A world citizen may provide value to society by using knowledge acquired across cultural contexts.
“We’re at the end of an era”
The level to which one can prepare for their own retirement is impressive. Retirement accounts can be accumulated, tasks passed on, and future plans made. Jason Webley has brought retirement prep to a new level. At his retirement show last night the accordion-playing singer/busker/troubadour seemed to have written songs for years in anticipation of their poignancy on this transition. Perhaps he always felt like he had one foot out the door, or perhaps much of his touring life kept him always leaving friends, family, and lovers. Maybe he just liked the stark imagery of endings and finality and death and rebirth. But as I stood in the best people-watching crowd I’d seen in a long time, ready to embark on my own fresh start and new journey, leaving everything I’ve known for years behind and facing the uncertainty ahead, every line about goodbyes, about leaving the comfortable path, and about starting over rung true.
Webley’s finale was a grand one. He was joined on stage at points by his band, no one, twins dressed up in a conjoined dress and playing one guitar together, only candles, dancing number 1s, an orchestra, Amanda Palmer of the Dresden Dolls, her husband Neil Gaiman, and performance art dancers. Songs were energetic, emphatic, soft, soul-searing, riotous, engaging, isolating, and militant. Everything was done with panache and without any apologies for absurdity or extremism. Through it all several pervading themes hovered. Webley showed nothing but appreciation and love for the fans who had kept him going as long as he had. “This cup is empty unless you all fill it up with your energy and love and support.” He maintained a level of symbolism throughout that kept folding back in on itself.* And though bittersweet for him to be moving on, he showed a level of excitement that impressed on me the necessity of facing my upcoming travels with joy. “[When I saw the full moon on that night, I made a promise that this would be my time to move on.] It felt scary and wonderful in a way that I knew was true and right.””

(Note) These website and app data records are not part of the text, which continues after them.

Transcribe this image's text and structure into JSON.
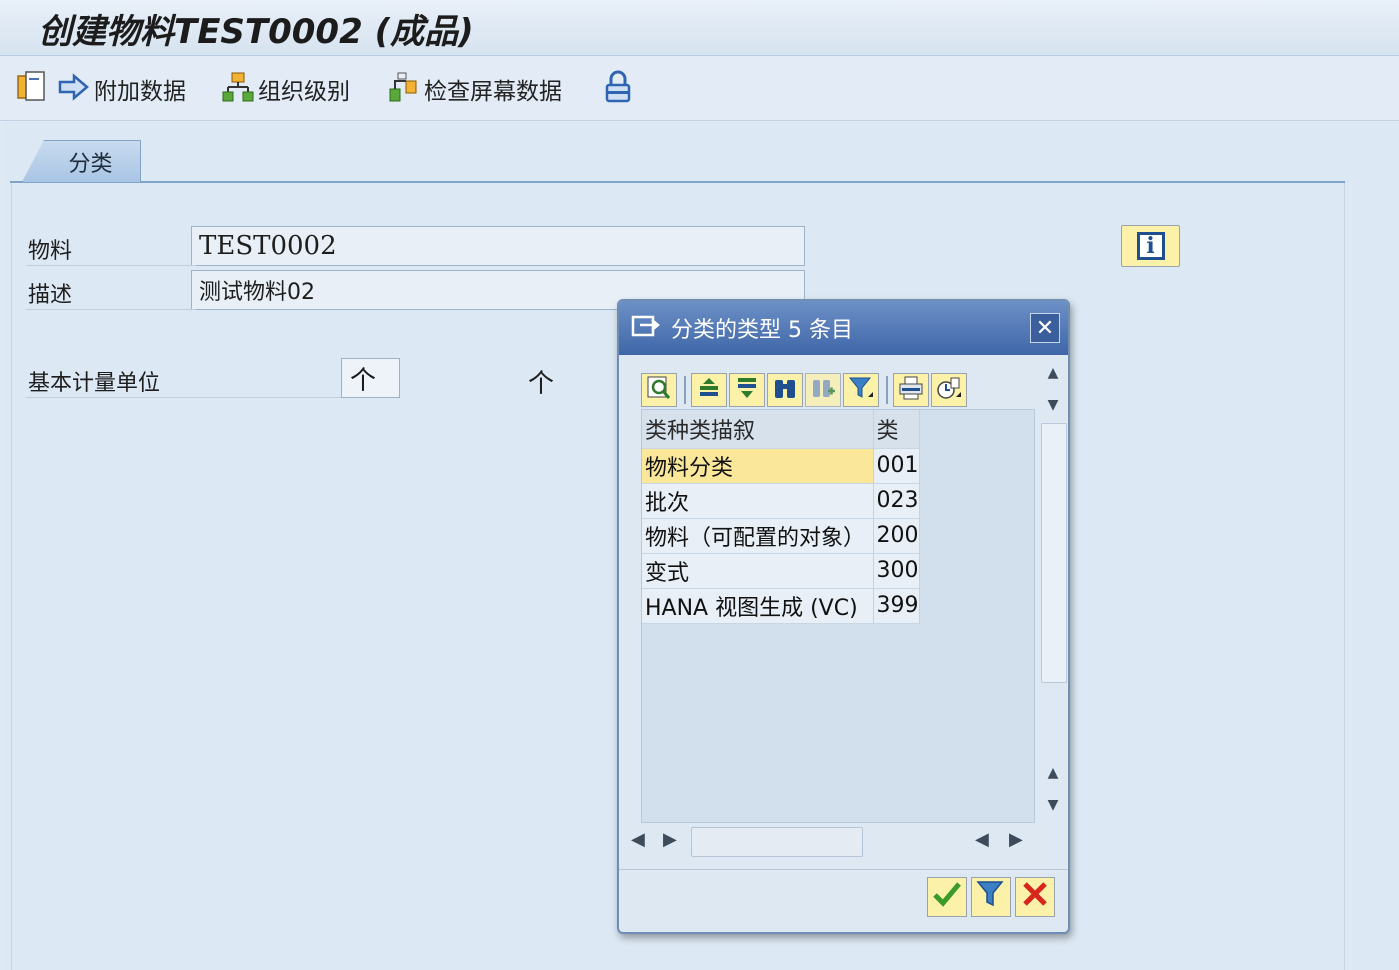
{
  "window": {
    "title": "创建物料TEST0002 (成品)"
  },
  "toolbar": {
    "items": [
      {
        "label": "附加数据",
        "icon": "additional-data-icon"
      },
      {
        "label": "组织级别",
        "icon": "org-levels-icon"
      },
      {
        "label": "检查屏幕数据",
        "icon": "check-screen-icon"
      }
    ]
  },
  "tabs": [
    {
      "label": "分类",
      "active": true
    }
  ],
  "form": {
    "material_label": "物料",
    "material_value": "TEST0002",
    "description_label": "描述",
    "description_value": "测试物料02",
    "base_unit_label": "基本计量单位",
    "base_unit_value": "个",
    "base_unit_text": "个"
  },
  "dialog": {
    "title": "分类的类型 5 条目",
    "columns": [
      "类种类描叙",
      "类"
    ],
    "rows": [
      {
        "desc": "物料分类",
        "code": "001",
        "selected": true
      },
      {
        "desc": "批次",
        "code": "023",
        "selected": false
      },
      {
        "desc": "物料（可配置的对象）",
        "code": "200",
        "selected": false
      },
      {
        "desc": "变式",
        "code": "300",
        "selected": false
      },
      {
        "desc": "HANA 视图生成 (VC)",
        "code": "399",
        "selected": false
      }
    ],
    "toolbar_icons": [
      "search-icon",
      "sort-ascending-icon",
      "sort-descending-icon",
      "find-icon",
      "find-next-icon",
      "filter-icon",
      "print-icon",
      "export-icon"
    ],
    "buttons": [
      "confirm-icon",
      "filter-icon",
      "cancel-icon"
    ]
  },
  "colors": {
    "accent": "#3f66a8",
    "button_yellow": "#fbf1a8",
    "selected_row": "#fbe79a",
    "background": "#dce8f3"
  }
}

Two random highlights to end this thought:
Neil Gaiman read a poem he has written about his bachelor party; its relevance being that Webley was the officiant of his wedding and the organizer of his bachelor party. A sushi dinner, drinking wine watching a storm approach, a fire dancer, and a brothel of women one by one reading poetry, whom he was to tip $11 each, the 11th of whom was his bride-to-be.
The concert ended with a sing-along part of his perpetual last song, “Last Song”. The impressive part was that as he left the stage and walked out the front of the venue, the crowd followed. A mass of a thousand people walked about a mile following the pied piper holding balloons, the “da da di dadadaaa, da daa, da dada daaaa” echoing and repeating for the entire walk, then on the beach as Webley pantomimed, set his hat off with the balloons, stripped down and swam the freezing waters of the Sound to a boat waiting for him. As the crowd entered their final few rounds of singing, Webley raised the sails on the boat, the full moon was exclipsed by a cloud, and the night drew to the most perfectly orchestrated close possible.
*Webley has an obsession with the number 11. His final show was on 11-11-11. He shared a story about Armistice Day, then requested a moment of silence leading up to 11:11, followed by a solemn count to the 11th second of the 11th hour, and an explosion of jubilation at the arrival of this time. He detailed how the ones are parallel lines that have led him along the road to where he is. And he sang a song he performed at a friend’s wedding on July 11th where he detailed their companionship as two equals moving along parallel paths.